This is my second post about Charles Dickens – he wrote enough books to deserve two posts, don’t you think?
When I left the Charles Dickens Museum, I paused to take a photo of this blue plaque.
The plaque has been there since 1903 as part of a scheme to mark “houses of historical interest” in London. At that stage the scheme was run by London County Council – it is now part of the work of English Heritage.*
Charles Dickens was an upwardly mobile author, moving around London and eventually out to Gad’s Hill Place in Kent. So I detoured round Tavistock Square on my walk home from the museum to catch another blue plaque.
Before he moved to Tavistock House, Dickens lived in 1 Devonshire Terrace – even closer to home for me. That house no longer exists, but we have a great memorial on the building currently standing on the corner of Marylebone Road and Marylebone High Street. More lively than the traditional blue plaque, this stone artwork by Estcourt J Clack announces that “while living in a house on this site, Charles Dickens wrote six** of his principal works, characters from which appear in this sculptured panel”.
The next photo is my second favourite depiction of Marley’s ghostly doorknocker appearing to Scrooge in “A Christmas Carol” – nothing will ever beat “A Muppet Christmas Carol”.
And here is a sideways look at Mr Micawber and David Copperfield.
Should blogs have footnotes? Just this once.
* The “blue plaque” scheme was launched by the Society of Arts in 1866, administered by London County Council from 1901 to 1965, by its successor the Greater London Council until 1986, and then by English Heritage. Funding cuts have curtailed the scheme since 2013, but recent plaques have included one with an Indian connection on the home of V. K. Krishna Menon (1896-1974), a key figure in India’s fight for independence.
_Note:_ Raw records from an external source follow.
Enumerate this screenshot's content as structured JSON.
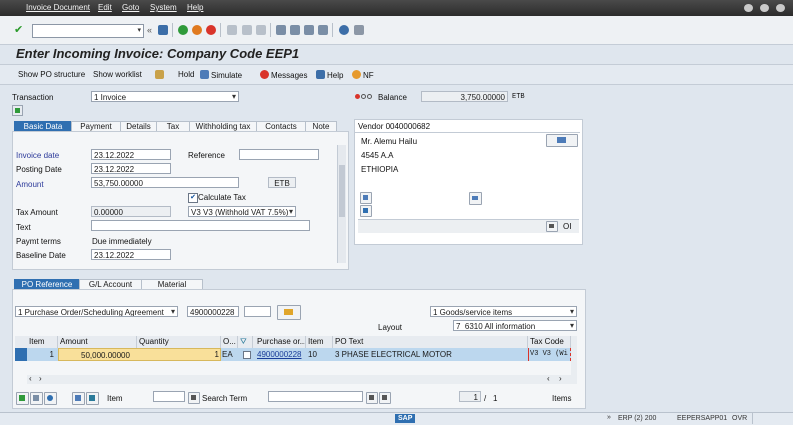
{
  "menu": [
    "Invoice Document",
    "Edit",
    "Goto",
    "System",
    "Help"
  ],
  "title": "Enter Incoming Invoice: Company Code EEP1",
  "app_toolbar": {
    "show_po_structure": "Show PO structure",
    "show_worklist": "Show worklist",
    "hold": "Hold",
    "simulate": "Simulate",
    "messages": "Messages",
    "help": "Help",
    "nf": "NF"
  },
  "header": {
    "transaction_label": "Transaction",
    "transaction_value": "1 Invoice",
    "balance_label": "Balance",
    "balance_value": "3,750.00000",
    "balance_currency": "ETB"
  },
  "basic_tabs": [
    "Basic Data",
    "Payment",
    "Details",
    "Tax",
    "Withholding tax",
    "Contacts",
    "Note"
  ],
  "basic": {
    "invoice_date_label": "Invoice date",
    "invoice_date": "23.12.2022",
    "reference_label": "Reference",
    "posting_date_label": "Posting Date",
    "posting_date": "23.12.2022",
    "amount_label": "Amount",
    "amount": "53,750.00000",
    "amount_currency": "ETB",
    "calculate_tax_label": "Calculate Tax",
    "tax_amount_label": "Tax Amount",
    "tax_amount": "0.00000",
    "tax_code": "V3 V3 (Withhold VAT 7.5%)",
    "text_label": "Text",
    "paymt_terms_label": "Paymt terms",
    "paymt_terms": "Due immediately",
    "baseline_date_label": "Baseline Date",
    "baseline_date": "23.12.2022"
  },
  "vendor": {
    "title": "Vendor 0040000682",
    "name": "Mr. Alemu Hailu",
    "address": "4545 A.A",
    "country": "ETHIOPIA",
    "oi": "OI"
  },
  "po_tabs": [
    "PO Reference",
    "G/L Account",
    "Material"
  ],
  "po": {
    "ref_type": "1 Purchase Order/Scheduling Agreement",
    "po_number": "4900000228",
    "goods_service": "1 Goods/service items",
    "layout_label": "Layout",
    "layout_value": "7_6310 All information"
  },
  "table": {
    "headers": [
      "Item",
      "Amount",
      "Quantity",
      "O...",
      "",
      "",
      "Purchase or...",
      "Item",
      "PO Text",
      "Tax Code"
    ],
    "rows": [
      {
        "item": "1",
        "amount": "50,000.00000",
        "quantity": "1",
        "unit": "EA",
        "po": "4900000228",
        "po_item": "10",
        "po_text": "3 PHASE ELECTRICAL MOTOR",
        "tax_code": "V3 V3 (Wi"
      }
    ]
  },
  "bottom": {
    "item_label": "Item",
    "search_term_label": "Search Term",
    "page_current": "1",
    "page_sep": "/",
    "page_total": "1",
    "items_label": "Items"
  },
  "status": {
    "sap": "SAP",
    "system": "ERP (2) 200",
    "server": "EEPERSAPP01",
    "mode": "OVR"
  },
  "colors": {
    "accent": "#2f6fb1",
    "selected_row": "#bcd7ee",
    "amount_cell": "#f9e09a"
  }
}
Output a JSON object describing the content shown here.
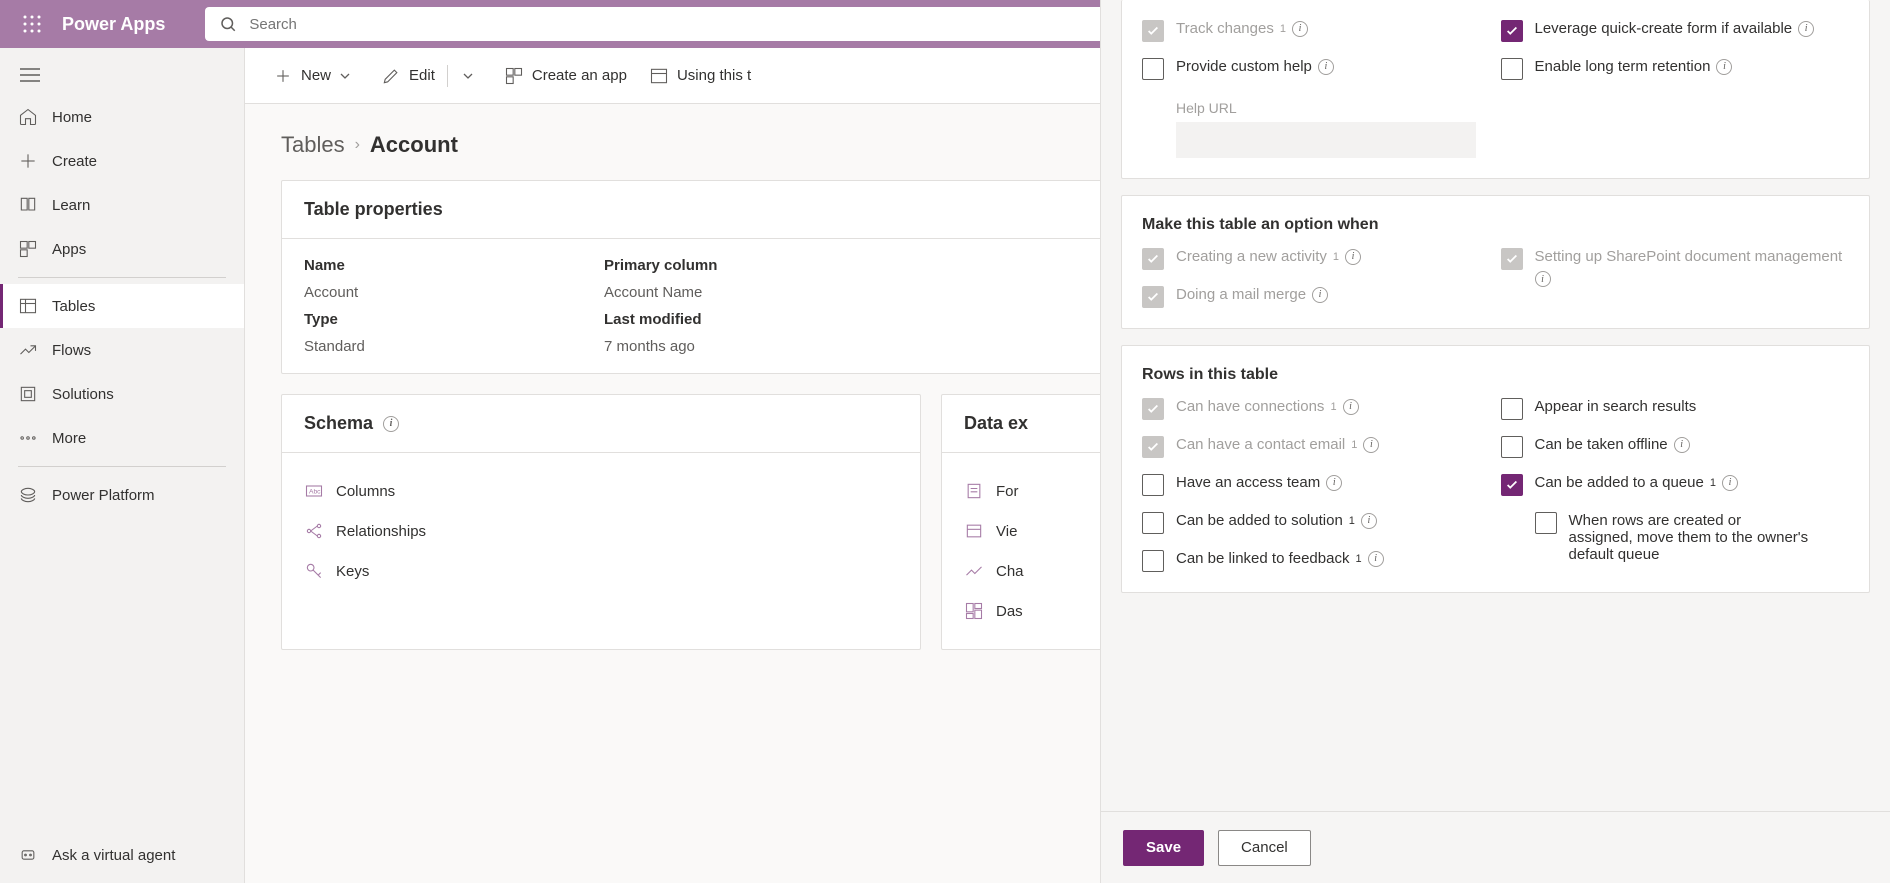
{
  "header": {
    "brand": "Power Apps",
    "search_placeholder": "Search"
  },
  "nav": {
    "home": "Home",
    "create": "Create",
    "learn": "Learn",
    "apps": "Apps",
    "tables": "Tables",
    "flows": "Flows",
    "solutions": "Solutions",
    "more": "More",
    "power_platform": "Power Platform",
    "ask_agent": "Ask a virtual agent"
  },
  "commands": {
    "new": "New",
    "edit": "Edit",
    "create_app": "Create an app",
    "using_this": "Using this t"
  },
  "breadcrumb": {
    "root": "Tables",
    "current": "Account"
  },
  "props_card": {
    "title": "Table properties",
    "name_label": "Name",
    "name_value": "Account",
    "type_label": "Type",
    "type_value": "Standard",
    "primary_label": "Primary column",
    "primary_value": "Account Name",
    "modified_label": "Last modified",
    "modified_value": "7 months ago"
  },
  "schema_card": {
    "title": "Schema",
    "columns": "Columns",
    "relationships": "Relationships",
    "keys": "Keys"
  },
  "data_card": {
    "title": "Data ex",
    "forms": "For",
    "views": "Vie",
    "charts": "Cha",
    "dashboards": "Das"
  },
  "panel": {
    "track_changes": "Track changes",
    "provide_help": "Provide custom help",
    "help_url": "Help URL",
    "leverage_quick": "Leverage quick-create form if available",
    "long_term": "Enable long term retention",
    "section_option": "Make this table an option when",
    "creating_activity": "Creating a new activity",
    "mail_merge": "Doing a mail merge",
    "sharepoint": "Setting up SharePoint document management",
    "section_rows": "Rows in this table",
    "connections": "Can have connections",
    "contact_email": "Can have a contact email",
    "access_team": "Have an access team",
    "added_solution": "Can be added to solution",
    "linked_feedback": "Can be linked to feedback",
    "appear_search": "Appear in search results",
    "taken_offline": "Can be taken offline",
    "added_queue": "Can be added to a queue",
    "move_queue": "When rows are created or assigned, move them to the owner's default queue",
    "save": "Save",
    "cancel": "Cancel",
    "sup": "1"
  }
}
** Apart from David Copperfield and A Christmas Carol, the other books written while Dickens lived at Devonshire Terrace were Dombey & Son, Barnaby Rudge, The Old Curiosity Shop, and Martin Chuzzlewit.